The solubility chart divides the field of the solution into two regions: the subsaturated region where the solution will dissolve more of the solute at the existing conditions, and the supersaturated region.
Before Miers identified the metastable field, it was thought that a solution with a concentration of solute greater than the equilibrium amount would immediately form nuclei. Miers' research and the findings of subsequent researchers determined that the field of supersaturation actually consists of at least three loosely identified regions (Fig. 1):
Metastable region—where solute in excess of the equilibrium concentration will deposit on existing crystals, but no new nuclei are formed.
Intermediate region—where solute in excess of the equilibrium concentration will deposit on existing crystals and new nuclei are formed.
Labile region—where nuclei are formed spontaneously from a clear solution.
The equipment designer wishes to control the degree of supersaturation of the solution in the metastable region when designing a batch crystallizer. In this region, where growth takes place only on existing crystals, all crystals have the same growth time and a very uniform crystal size is obtained.
When designing a continuous crystallizer, the designer wishes to control the degree of supersaturation in the lower limits of the intermediate region. In continuous crystallization, it is necessary to replace each crystal removed from the process with a new nuclei. It is also necessary to provide some degree of crystal size classification if a uniform crystal size is to be obtained.

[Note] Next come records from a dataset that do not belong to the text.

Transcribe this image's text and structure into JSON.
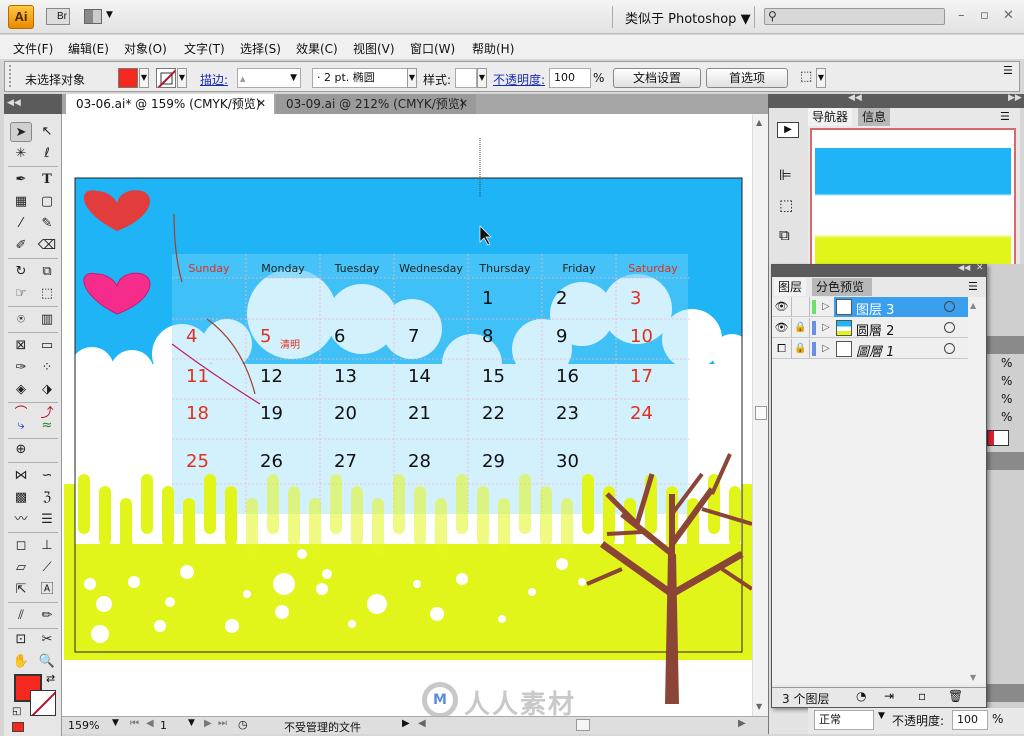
{
  "app": {
    "logo": "Ai",
    "bridge_label": "Br",
    "workspace": "类似于 Photoshop ▼",
    "window_controls": [
      "–",
      "▫",
      "✕"
    ]
  },
  "menu": [
    "文件(F)",
    "编辑(E)",
    "对象(O)",
    "文字(T)",
    "选择(S)",
    "效果(C)",
    "视图(V)",
    "窗口(W)",
    "帮助(H)"
  ],
  "control_bar": {
    "selection_status": "未选择对象",
    "stroke_label": "描边:",
    "brush_value": "· 2 pt. 椭圆",
    "style_label": "样式:",
    "opacity_label": "不透明度:",
    "opacity_value": "100",
    "percent": "%",
    "doc_setup_button": "文档设置",
    "preferences_button": "首选项",
    "fill_color": "#f5281f"
  },
  "tabs": [
    {
      "label": "03-06.ai* @ 159% (CMYK/预览)",
      "active": true
    },
    {
      "label": "03-09.ai @ 212% (CMYK/预览)",
      "active": false
    }
  ],
  "status_bar": {
    "zoom": "159%",
    "page": "1",
    "file_status": "不受管理的文件"
  },
  "calendar": {
    "weekdays": [
      "Sunday",
      "Monday",
      "Tuesday",
      "Wednesday",
      "Thursday",
      "Friday",
      "Saturday"
    ],
    "weeks": [
      [
        "",
        "",
        "",
        "",
        "1",
        "2",
        "3"
      ],
      [
        "4",
        "5",
        "6",
        "7",
        "8",
        "9",
        "10"
      ],
      [
        "11",
        "12",
        "13",
        "14",
        "15",
        "16",
        "17"
      ],
      [
        "18",
        "19",
        "20",
        "21",
        "22",
        "23",
        "24"
      ],
      [
        "25",
        "26",
        "27",
        "28",
        "29",
        "30",
        ""
      ]
    ],
    "holiday_note": "清明",
    "colors": {
      "sky": "#1eb4f6",
      "grass": "#e2f51b",
      "weekend": "#e0301e",
      "tree": "#8b4536",
      "heart1": "#e33c3c",
      "heart2": "#f52c8c"
    }
  },
  "navigator": {
    "tabs": [
      "导航器",
      "信息"
    ]
  },
  "layers_panel": {
    "tabs": [
      "图层",
      "分色预览"
    ],
    "layers": [
      {
        "name": "图层 3",
        "selected": true,
        "locked": false,
        "visible": true,
        "color": "#6be06b"
      },
      {
        "name": "圆層 2",
        "selected": false,
        "locked": true,
        "visible": true,
        "color": "#6b8fe0"
      },
      {
        "name": "圖層 1",
        "selected": false,
        "locked": true,
        "visible": false,
        "color": "#6b8fe0"
      }
    ],
    "count_label": "3 个图层"
  },
  "transparency": {
    "mode": "正常",
    "opacity_label": "不透明度:",
    "opacity_value": "100",
    "percent": "%"
  },
  "watermark": "人人素材"
}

Solutions of most organic chemicals can, as a general rule, attain a considerably higher degree of supersaturation than inorganic chemicals. The formation of crystalline nuclei requires a definite orientation of the molecules
Figure 1. Solubility curve.
Was this article helpful?